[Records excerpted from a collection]
━━━━━━

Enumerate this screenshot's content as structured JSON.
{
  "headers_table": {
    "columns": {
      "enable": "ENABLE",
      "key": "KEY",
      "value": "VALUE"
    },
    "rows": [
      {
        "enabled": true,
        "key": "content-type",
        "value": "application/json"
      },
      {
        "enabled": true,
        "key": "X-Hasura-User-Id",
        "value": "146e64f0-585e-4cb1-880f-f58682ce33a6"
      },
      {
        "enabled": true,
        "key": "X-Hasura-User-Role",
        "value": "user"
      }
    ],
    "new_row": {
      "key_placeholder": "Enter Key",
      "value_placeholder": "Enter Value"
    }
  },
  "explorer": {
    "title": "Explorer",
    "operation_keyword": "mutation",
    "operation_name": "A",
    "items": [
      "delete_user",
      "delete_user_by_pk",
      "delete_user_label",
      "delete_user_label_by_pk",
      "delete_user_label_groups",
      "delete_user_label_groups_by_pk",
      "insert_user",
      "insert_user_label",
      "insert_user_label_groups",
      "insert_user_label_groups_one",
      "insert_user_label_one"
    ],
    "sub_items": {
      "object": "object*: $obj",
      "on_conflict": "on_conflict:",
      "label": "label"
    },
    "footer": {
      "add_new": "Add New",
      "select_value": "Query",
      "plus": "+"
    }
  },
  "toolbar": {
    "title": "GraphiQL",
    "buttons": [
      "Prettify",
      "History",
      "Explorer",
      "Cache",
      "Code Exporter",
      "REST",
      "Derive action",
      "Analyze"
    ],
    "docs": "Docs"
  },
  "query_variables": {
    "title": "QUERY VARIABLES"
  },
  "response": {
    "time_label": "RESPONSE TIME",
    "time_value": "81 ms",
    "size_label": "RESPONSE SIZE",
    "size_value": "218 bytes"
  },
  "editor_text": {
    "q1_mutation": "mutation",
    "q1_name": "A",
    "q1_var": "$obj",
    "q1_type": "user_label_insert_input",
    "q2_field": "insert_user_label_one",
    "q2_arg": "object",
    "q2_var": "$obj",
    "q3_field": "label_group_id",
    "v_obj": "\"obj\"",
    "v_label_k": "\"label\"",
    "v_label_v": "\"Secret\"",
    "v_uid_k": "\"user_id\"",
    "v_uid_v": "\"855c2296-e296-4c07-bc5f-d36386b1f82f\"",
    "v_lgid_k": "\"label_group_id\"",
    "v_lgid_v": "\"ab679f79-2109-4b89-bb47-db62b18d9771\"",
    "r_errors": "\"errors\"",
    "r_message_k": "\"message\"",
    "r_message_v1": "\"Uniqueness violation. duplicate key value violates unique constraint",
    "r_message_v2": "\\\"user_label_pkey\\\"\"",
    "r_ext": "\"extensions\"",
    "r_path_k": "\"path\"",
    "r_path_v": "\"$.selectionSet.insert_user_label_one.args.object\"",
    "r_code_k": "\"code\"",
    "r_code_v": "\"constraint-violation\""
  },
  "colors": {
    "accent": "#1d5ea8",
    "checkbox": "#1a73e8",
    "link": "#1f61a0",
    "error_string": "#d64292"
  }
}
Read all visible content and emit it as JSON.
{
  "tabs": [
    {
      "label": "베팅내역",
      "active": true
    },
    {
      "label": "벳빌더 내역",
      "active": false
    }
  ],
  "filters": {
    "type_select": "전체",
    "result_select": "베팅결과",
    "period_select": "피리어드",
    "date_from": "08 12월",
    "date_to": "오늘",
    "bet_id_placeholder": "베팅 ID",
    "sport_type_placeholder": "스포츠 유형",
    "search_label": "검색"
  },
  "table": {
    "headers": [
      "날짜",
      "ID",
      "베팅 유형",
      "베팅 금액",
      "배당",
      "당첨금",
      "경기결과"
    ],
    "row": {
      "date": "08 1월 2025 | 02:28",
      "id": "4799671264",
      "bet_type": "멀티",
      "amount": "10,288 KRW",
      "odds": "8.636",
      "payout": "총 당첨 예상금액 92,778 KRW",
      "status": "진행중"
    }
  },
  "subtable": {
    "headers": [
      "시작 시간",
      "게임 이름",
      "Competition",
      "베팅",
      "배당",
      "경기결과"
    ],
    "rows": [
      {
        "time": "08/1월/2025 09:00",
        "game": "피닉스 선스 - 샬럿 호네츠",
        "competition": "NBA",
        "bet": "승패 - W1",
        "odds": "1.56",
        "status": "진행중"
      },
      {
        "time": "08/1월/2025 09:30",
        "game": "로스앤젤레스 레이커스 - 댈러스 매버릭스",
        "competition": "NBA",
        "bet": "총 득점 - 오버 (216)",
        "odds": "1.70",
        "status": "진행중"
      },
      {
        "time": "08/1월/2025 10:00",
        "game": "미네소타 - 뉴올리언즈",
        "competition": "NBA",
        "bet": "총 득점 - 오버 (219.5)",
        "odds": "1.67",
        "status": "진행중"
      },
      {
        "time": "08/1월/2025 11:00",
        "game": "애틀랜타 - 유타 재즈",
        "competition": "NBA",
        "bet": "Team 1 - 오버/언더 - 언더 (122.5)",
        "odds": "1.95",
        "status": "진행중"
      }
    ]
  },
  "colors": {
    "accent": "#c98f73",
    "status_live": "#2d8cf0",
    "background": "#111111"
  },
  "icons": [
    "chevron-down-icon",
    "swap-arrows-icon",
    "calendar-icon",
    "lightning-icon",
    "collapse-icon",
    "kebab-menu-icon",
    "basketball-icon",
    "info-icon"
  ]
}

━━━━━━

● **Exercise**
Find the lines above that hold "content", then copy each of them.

● **Response box**
Enumerate this screenshot's content as structured JSON.
        "key": "content-type",
Read all visible content and emit it as JSON.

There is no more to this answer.